By TYLER ELLYSON
KEARNEY – University of Nebraska at Kearney softball player Kaitie Johnson had high hopes for the 2020 season.
The UNK roster featured a solid mix of upperclassmen and young contributors under first-year head coach Katie Ackermann.
Johnson, one of four seniors on the team, expected the Lopers to qualify for the Mid-America Intercollegiate Athletics Association (MIAA) Tournament for the first time since joining the conference in 2013.
“I knew we had a lot of talent coming back,” the UNK infielder said. “As a senior, I just wanted to go to the tournament and leave on a good note. I really wanted it to be a stepping-stone year.”
Individually, the Kearney native was certainly doing her part.
Johnson went deep three times in her first 10 at-bats and started the season with four straight multi-RBI games. She hit just two total home runs in her first three seasons at UNK.
Johnson wasn’t putting as much pressure on herself this spring. She wanted to have fun. And, more importantly, she trusted her teammates, allowing her to take a more relaxed approach at the plate.
“We had a lot of young girls who stepped into their roles this year, so I’m really excited to see what the team does next season,” Johnson said.
This season, of course, came to a screeching halt on March 12, when the NCAA announced it was canceling all remaining winter and spring championships because of the coronavirus outbreak.
The UNK softball team, which had just completed a doubleheader against Northeastern State, was on its way from Tahlequah, Oklahoma, to Claremore when a teary-eyed Ackermann addressed her players on the bus.
The NCAA’s decision didn’t come as a complete surprise to the Lopers, who were following the situation on social media, but that didn’t make it any easier to swallow.
“I think we were all more devastated because we knew how good we could have been this season,” Johnson said. “It just kind of sucked to put in all that hard work in the offseason and fall and have it cut short.”
Although the UNK players were sad – and some were angry – Johnson, whose older brother and sister-in-law work at Kearney Regional Medical Center, understood the decision.
“I knew the NCAA wasn’t making this decision lightly,” she said. “They were making it for the safety of the student-athletes.”
Almost immediately, she started looking at the bigger picture.
“Softball wasn’t going to be there forever and I knew it was going to have to come to an end at some point,” said Johnson, a member of UNK’s Student-Athlete Advisory Committee. “A virus isn’t really something any of us can control. I can’t sit here and dwell on something I can’t control. I just have to take what I was given and be thankful for that, because I had an amazing 3 1/2 years with this program.”
The Lopers finished the abbreviated season with a 13-13 record, including a 3-3 mark in the MIAA. Johnson posted a career-best .324 batting average and .676 slugging percentage to go along with 12 RBI, nine runs scored and a team-leading four homers.
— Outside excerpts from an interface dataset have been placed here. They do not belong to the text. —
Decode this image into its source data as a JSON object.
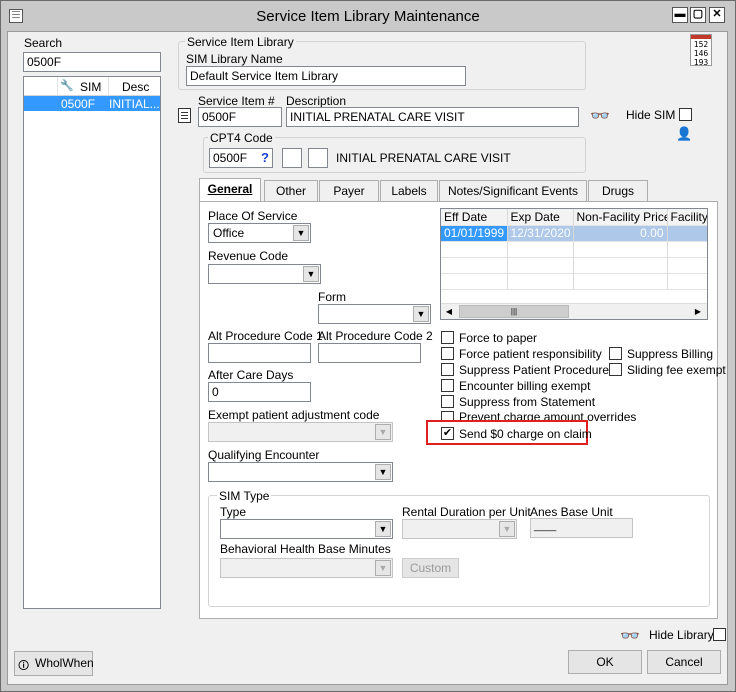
{
  "window": {
    "title": "Service Item Library Maintenance"
  },
  "search": {
    "label": "Search",
    "value": "0500F",
    "columns": [
      "SIM",
      "Desc"
    ],
    "rows": [
      {
        "sim": "0500F",
        "desc": "INITIAL..."
      }
    ]
  },
  "library": {
    "group_label": "Service Item Library",
    "name_label": "SIM Library Name",
    "name_value": "Default Service Item Library"
  },
  "item": {
    "code_label": "Service Item #",
    "code_value": "0500F",
    "desc_label": "Description",
    "desc_value": "INITIAL PRENATAL CARE VISIT",
    "hide_sim_label": "Hide SIM"
  },
  "cpt4": {
    "label": "CPT4 Code",
    "value": "0500F",
    "help": "?",
    "desc": "INITIAL PRENATAL CARE VISIT"
  },
  "tabs": [
    {
      "label": "General",
      "active": true
    },
    {
      "label": "Other"
    },
    {
      "label": "Payer"
    },
    {
      "label": "Labels"
    },
    {
      "label": "Notes/Significant Events"
    },
    {
      "label": "Drugs"
    }
  ],
  "general": {
    "place_label": "Place Of Service",
    "place_value": "Office",
    "revenue_label": "Revenue Code",
    "revenue_value": "",
    "form_label": "Form",
    "form_value": "",
    "alt1_label": "Alt Procedure Code 1",
    "alt1_value": "",
    "alt2_label": "Alt Procedure Code 2",
    "alt2_value": "",
    "after_label": "After Care Days",
    "after_value": "0",
    "exempt_label": "Exempt patient adjustment code",
    "qual_label": "Qualifying Encounter"
  },
  "fee_grid": {
    "columns": [
      "Eff Date",
      "Exp Date",
      "Non-Facility Price",
      "Facility F"
    ],
    "rows": [
      [
        "01/01/1999",
        "12/31/2020",
        "0.00",
        ""
      ]
    ]
  },
  "checkboxes_left": [
    {
      "label": "Force to paper",
      "checked": false
    },
    {
      "label": "Force patient responsibility",
      "checked": false
    },
    {
      "label": "Suppress Patient Procedure",
      "checked": false
    },
    {
      "label": "Encounter billing exempt",
      "checked": false
    },
    {
      "label": "Suppress from Statement",
      "checked": false
    },
    {
      "label": "Prevent charge amount overrides",
      "checked": false
    },
    {
      "label": "Send $0 charge on claim",
      "checked": true
    }
  ],
  "checkboxes_right": [
    {
      "label": "Suppress Billing",
      "checked": false
    },
    {
      "label": "Sliding fee exempt",
      "checked": false
    }
  ],
  "sim_type": {
    "group_label": "SIM Type",
    "type_label": "Type",
    "rental_label": "Rental Duration per Unit",
    "anes_label": "Anes Base Unit",
    "anes_value": "____",
    "bh_label": "Behavioral Health Base Minutes",
    "custom_label": "Custom"
  },
  "footer": {
    "hide_library_label": "Hide Library",
    "ok_label": "OK",
    "cancel_label": "Cancel",
    "whowhen_label": "WholWhen"
  },
  "calendar_icon": {
    "lines": [
      "152",
      "146",
      "193"
    ]
  },
  "colors": {
    "selection": "#3399ff",
    "highlight_box": "#e02020"
  }
}
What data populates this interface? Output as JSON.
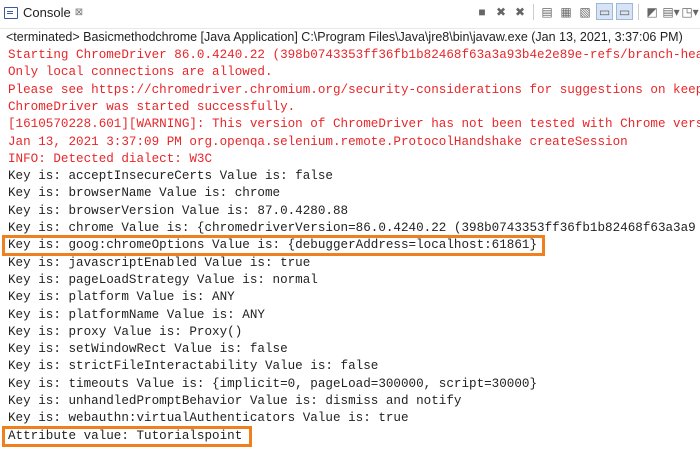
{
  "tab": {
    "label": "Console",
    "close": "⊠"
  },
  "toolbar": {
    "icons": [
      "terminate-icon",
      "remove-launch-icon",
      "remove-all-icon",
      "clear-console-icon",
      "scroll-lock-icon",
      "word-wrap-icon",
      "show-stdout-icon",
      "show-stderr-icon",
      "pin-console-icon",
      "display-console-icon",
      "new-console-icon"
    ]
  },
  "status": "<terminated> Basicmethodchrome [Java Application] C:\\Program Files\\Java\\jre8\\bin\\javaw.exe (Jan 13, 2021, 3:37:06 PM)",
  "lines": [
    {
      "text": "Starting ChromeDriver 86.0.4240.22 (398b0743353ff36fb1b82468f63a3a93b4e2e89e-refs/branch-heads",
      "kind": "err"
    },
    {
      "text": "Only local connections are allowed.",
      "kind": "err"
    },
    {
      "text": "Please see https://chromedriver.chromium.org/security-considerations for suggestions on keeping",
      "kind": "err"
    },
    {
      "text": "ChromeDriver was started successfully.",
      "kind": "err"
    },
    {
      "text": "[1610570228.601][WARNING]: This version of ChromeDriver has not been tested with Chrome version",
      "kind": "err"
    },
    {
      "text": "Jan 13, 2021 3:37:09 PM org.openqa.selenium.remote.ProtocolHandshake createSession",
      "kind": "err"
    },
    {
      "text": "INFO: Detected dialect: W3C",
      "kind": "err"
    },
    {
      "text": "Key is: acceptInsecureCerts Value is: false",
      "kind": "out"
    },
    {
      "text": "Key is: browserName Value is: chrome",
      "kind": "out"
    },
    {
      "text": "Key is: browserVersion Value is: 87.0.4280.88",
      "kind": "out"
    },
    {
      "text": "Key is: chrome Value is: {chromedriverVersion=86.0.4240.22 (398b0743353ff36fb1b82468f63a3a9",
      "kind": "out"
    },
    {
      "text": "Key is: goog:chromeOptions Value is: {debuggerAddress=localhost:61861}",
      "kind": "out"
    },
    {
      "text": "Key is: javascriptEnabled Value is: true",
      "kind": "out"
    },
    {
      "text": "Key is: pageLoadStrategy Value is: normal",
      "kind": "out"
    },
    {
      "text": "Key is: platform Value is: ANY",
      "kind": "out"
    },
    {
      "text": "Key is: platformName Value is: ANY",
      "kind": "out"
    },
    {
      "text": "Key is: proxy Value is: Proxy()",
      "kind": "out"
    },
    {
      "text": "Key is: setWindowRect Value is: false",
      "kind": "out"
    },
    {
      "text": "Key is: strictFileInteractability Value is: false",
      "kind": "out"
    },
    {
      "text": "Key is: timeouts Value is: {implicit=0, pageLoad=300000, script=30000}",
      "kind": "out"
    },
    {
      "text": "Key is: unhandledPromptBehavior Value is: dismiss and notify",
      "kind": "out"
    },
    {
      "text": "Key is: webauthn:virtualAuthenticators Value is: true",
      "kind": "out"
    },
    {
      "text": "Attribute value: Tutorialspoint",
      "kind": "out"
    }
  ],
  "colors": {
    "error": "#e8262a",
    "output": "#222222",
    "highlight": "#f07f1e"
  }
}
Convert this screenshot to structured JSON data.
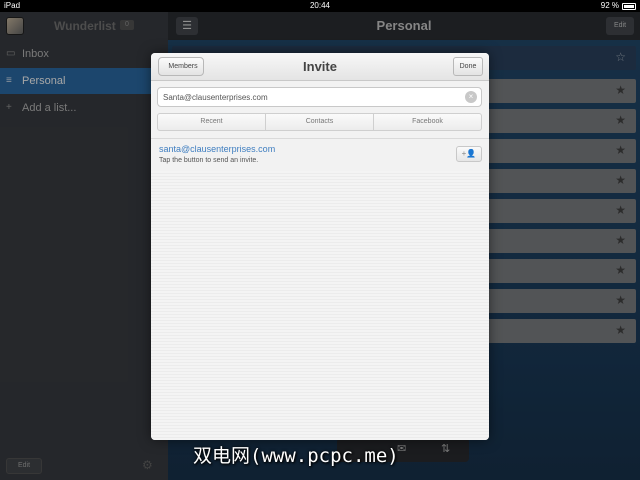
{
  "status_bar": {
    "device": "iPad",
    "time": "20:44",
    "battery": "92 %"
  },
  "sidebar": {
    "app_title": "Wunderlist",
    "badge": "0",
    "items": [
      {
        "label": "Inbox",
        "icon": "inbox-icon"
      },
      {
        "label": "Personal",
        "icon": "list-icon"
      },
      {
        "label": "Add a list...",
        "icon": "plus-icon"
      }
    ],
    "edit_label": "Edit"
  },
  "main": {
    "title": "Personal",
    "edit_label": "Edit"
  },
  "modal": {
    "back_label": "Members",
    "title": "Invite",
    "done_label": "Done",
    "search_value": "Santa@clausenterprises.com",
    "segments": [
      "Recent",
      "Contacts",
      "Facebook"
    ],
    "result_email": "santa@clausenterprises.com",
    "result_hint": "Tap the button to send an invite."
  },
  "watermark": "双电网(www.pcpc.me)",
  "colors": {
    "accent": "#2b6ca8",
    "link": "#3f7ec0"
  }
}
She ranked third on the team with 24 defensive assists, a category she led the Lopers in the previous two seasons.
‘DREAM COME TRUE’
A 7-12 special education major with a psychology emphasis, Johnson boasts a 3.6 GPA and she’s a three-time MIAA Academic Honor Roll honoree. She’ll student teach next semester, at Minden, Lexington or Lincoln public schools, before graduating in December.
Johnson hopes to coach softball in the future and may pursue further education to become a school counselor.
She called the opportunity to compete at UNK “a dream come true.”
“I’ve always loved playing for Kearney,” the 21-year-old said. “It’s a different type of atmosphere when you’re from here, everyone knows you and they want you to succeed.”
The decision to attend UNK was a “no-brainer” for Johnson, who wanted to remain close to her family, recognized the strength of the university’s teacher education program and already had a connection to the softball team.
Johnson started attending Loper softball camps as a young girl and committed to UNK in fall 2015 after leading Kearney High School to a 29-10 record and its first state tournament appearance in 21 years. She smacked 18 home runs that season, a state record for all classes at the time, and earned second-team all-state honors in Class A.
Now, with her collegiate career over, Johnson said it’s surreal when parents talk to her about the example she set for young players.
“That’s the type of stuff that means the most to me – the people you impact because you played,” she said.